Stimulating Conversations

Posted: Jan 23, 2008 12:01 AM
Stimulating Conversations

  Few economists seriously believe that an economic stimulus package (at least those being discussed in Washington and on the campaign trail) would have much positive impact on the lagging economy.

  There are two basic reasons for that: first, economic slowdowns are notoriously hard to predict and begin long before their effects become obvious to the political class or even economists; second, even the most timely and best tailored economic stimulus packages usually take effect too late to have any real impact on the sluggish economy, and thus usually only provide a minor bump to an already recovering economy.

  Some economists even argue that such government interventions do more economic harm than good—especially if they are aimed at mitigating the effects of an economic imbalance in the process of righting itself.

  Because of this, all the current talk of economic stimulus is more political posturing than anything else. Economic stimulus packages serve a symbolic role, proving that the political class cares about the economic pain that Americans are feeling (or fearing), but do precious little to actually address the underlying economic realities that have caused the economy to slump.

  The frustration that free market economists feel when talk turns to government intervention to soften the blow of economic realities reflects their tendency to focus on the intricacies of public policy and their deep commitment to using reason to guide governmental action. Those commitments, however admirable, often neglect to acknowledge the fact that public policy is necessarily a result of real-world politics, which is primarily driven by responding to the hopes and fears of the electorate.

  Politics, in other words, is often as much about symbolism over substance, emotion over reason. People approve or disapprove of politicians, and thus vote, based more upon “gut” feelings about the intentions and character of politicians. It is the rare voter indeed who understands the various complexities of various policy choices.

  Does this mean that we are doomed to seeing an economic “stimulus” package that will achieve no real good, and may in fact do real harm to the American economy?

  Not necessarily. While the major substance of what is being promoted today—substantial rebates in the form of checks mailed directly to voters, combined with some economic window dressing—will achieve nothing to stimulate the economy, it certainly is possible to put together a package that could do some real good while satisfying the political need to appease voter fears.
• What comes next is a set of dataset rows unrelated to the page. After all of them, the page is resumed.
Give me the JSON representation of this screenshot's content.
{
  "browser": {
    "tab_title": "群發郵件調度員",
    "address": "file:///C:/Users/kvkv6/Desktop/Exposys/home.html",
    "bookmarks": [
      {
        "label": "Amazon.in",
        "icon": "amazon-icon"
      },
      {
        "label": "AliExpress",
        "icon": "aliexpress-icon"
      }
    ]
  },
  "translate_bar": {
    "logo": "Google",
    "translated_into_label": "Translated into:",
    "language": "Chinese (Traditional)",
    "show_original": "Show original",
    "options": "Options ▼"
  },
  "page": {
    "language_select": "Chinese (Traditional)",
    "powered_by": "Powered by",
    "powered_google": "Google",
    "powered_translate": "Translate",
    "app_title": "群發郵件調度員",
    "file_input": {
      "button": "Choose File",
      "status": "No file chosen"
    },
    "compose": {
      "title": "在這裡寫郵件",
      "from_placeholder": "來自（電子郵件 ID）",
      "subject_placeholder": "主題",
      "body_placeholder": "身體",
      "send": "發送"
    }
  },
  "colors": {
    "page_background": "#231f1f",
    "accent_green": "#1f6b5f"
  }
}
  What would such a package look like? It would have to be based upon economic policies that would be good for long-term growth in the real economy. Some ideas would include making permanent the Bush tax cuts, reducing the Capital Gains tax rate, reducing corporate income taxes (America’s are among the highest in the world), raising the limits on tax-free saving and investing, eliminating taxes on dividends, and perhaps increasing the per-child tax credit in order to generate a more immediate benefit to consumers.

  Job creation and productivity growth are the engines that keep our economy moving, and anything that promotes these will be good for the economy in both the short and long term. One of the virtues of a stimulus package like this one is that it would make sense whether we were going into a recession or not.

  Unfortunately, there is no magic formula to repeal the business cycle. The recession the American economy may be facing is a natural result of imbalances in the credit markets that developed over the past few years, and nothing that policymakers do now will be able to undo the damage that was caused.

  By pursuing policies that strengthen the overall economy, and pushing them as a stimulus package, politicians can serve two complementary purposes: demonstrating that they “care” about middle-class anxieties about the economy, and implementing policies that are good for long-term economic growth.